Reproduce the lines below verbatim. Pictures are to be omitted.

Data records for software interfaces:
- - -

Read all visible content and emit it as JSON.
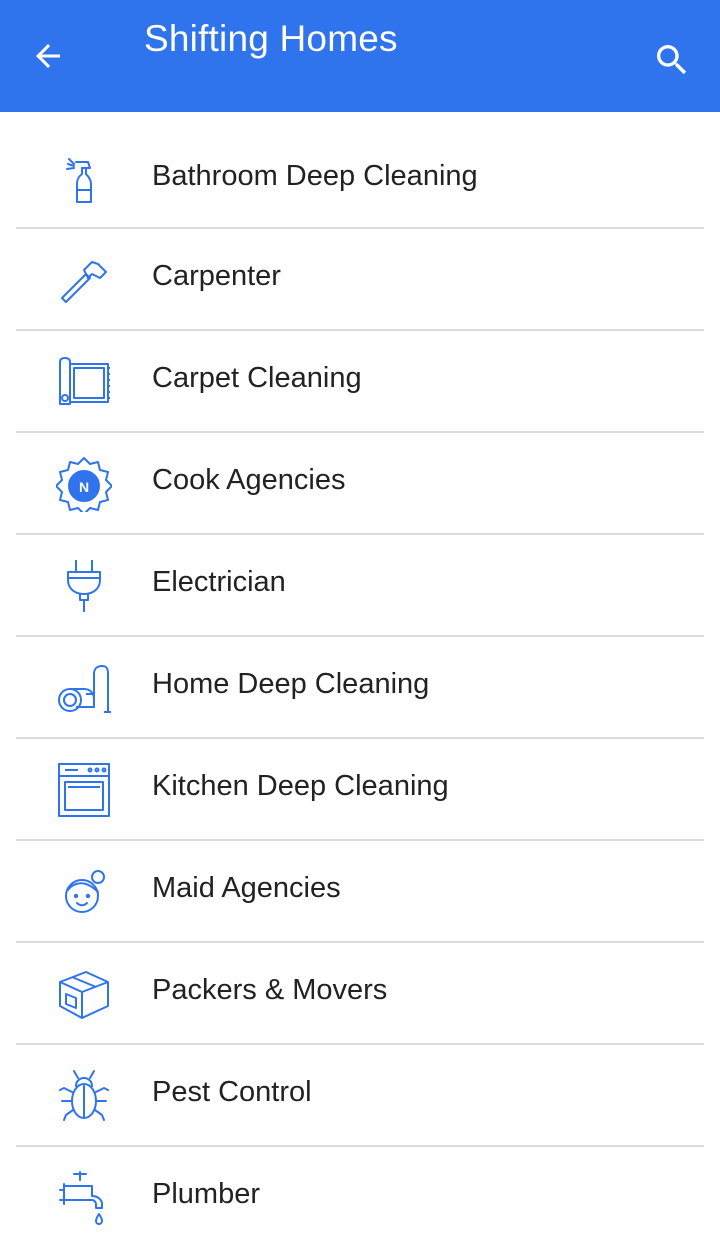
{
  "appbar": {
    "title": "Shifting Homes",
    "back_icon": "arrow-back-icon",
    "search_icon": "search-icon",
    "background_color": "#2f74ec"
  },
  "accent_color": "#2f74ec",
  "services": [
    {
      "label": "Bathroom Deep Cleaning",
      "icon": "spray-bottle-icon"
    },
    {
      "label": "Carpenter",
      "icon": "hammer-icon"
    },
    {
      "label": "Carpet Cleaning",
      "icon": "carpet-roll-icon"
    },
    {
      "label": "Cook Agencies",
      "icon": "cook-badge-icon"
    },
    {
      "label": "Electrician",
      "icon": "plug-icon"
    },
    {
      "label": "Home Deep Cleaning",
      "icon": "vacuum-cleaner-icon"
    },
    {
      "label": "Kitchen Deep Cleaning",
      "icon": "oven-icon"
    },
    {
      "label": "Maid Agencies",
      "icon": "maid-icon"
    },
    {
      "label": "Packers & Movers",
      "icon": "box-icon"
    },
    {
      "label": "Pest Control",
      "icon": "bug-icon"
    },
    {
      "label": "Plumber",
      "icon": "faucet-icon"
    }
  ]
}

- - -

▶ Problem solution
Read all visible content and emit it as JSON.
{
  "appbar": {
    "title": "Shifting Homes",
    "back_icon": "arrow-back-icon",
    "search_icon": "search-icon",
    "background_color": "#2f74ec"
  },
  "accent_color": "#2f74ec",
  "services": [
    {
      "label": "Bathroom Deep Cleaning",
      "icon": "spray-bottle-icon"
    },
    {
      "label": "Carpenter",
      "icon": "hammer-icon"
    },
    {
      "label": "Carpet Cleaning",
      "icon": "carpet-roll-icon"
    },
    {
      "label": "Cook Agencies",
      "icon": "cook-badge-icon"
    },
    {
      "label": "Electrician",
      "icon": "plug-icon"
    },
    {
      "label": "Home Deep Cleaning",
      "icon": "vacuum-cleaner-icon"
    },
    {
      "label": "Kitchen Deep Cleaning",
      "icon": "oven-icon"
    },
    {
      "label": "Maid Agencies",
      "icon": "maid-icon"
    },
    {
      "label": "Packers & Movers",
      "icon": "box-icon"
    },
    {
      "label": "Pest Control",
      "icon": "bug-icon"
    },
    {
      "label": "Plumber",
      "icon": "faucet-icon"
    }
  ]
}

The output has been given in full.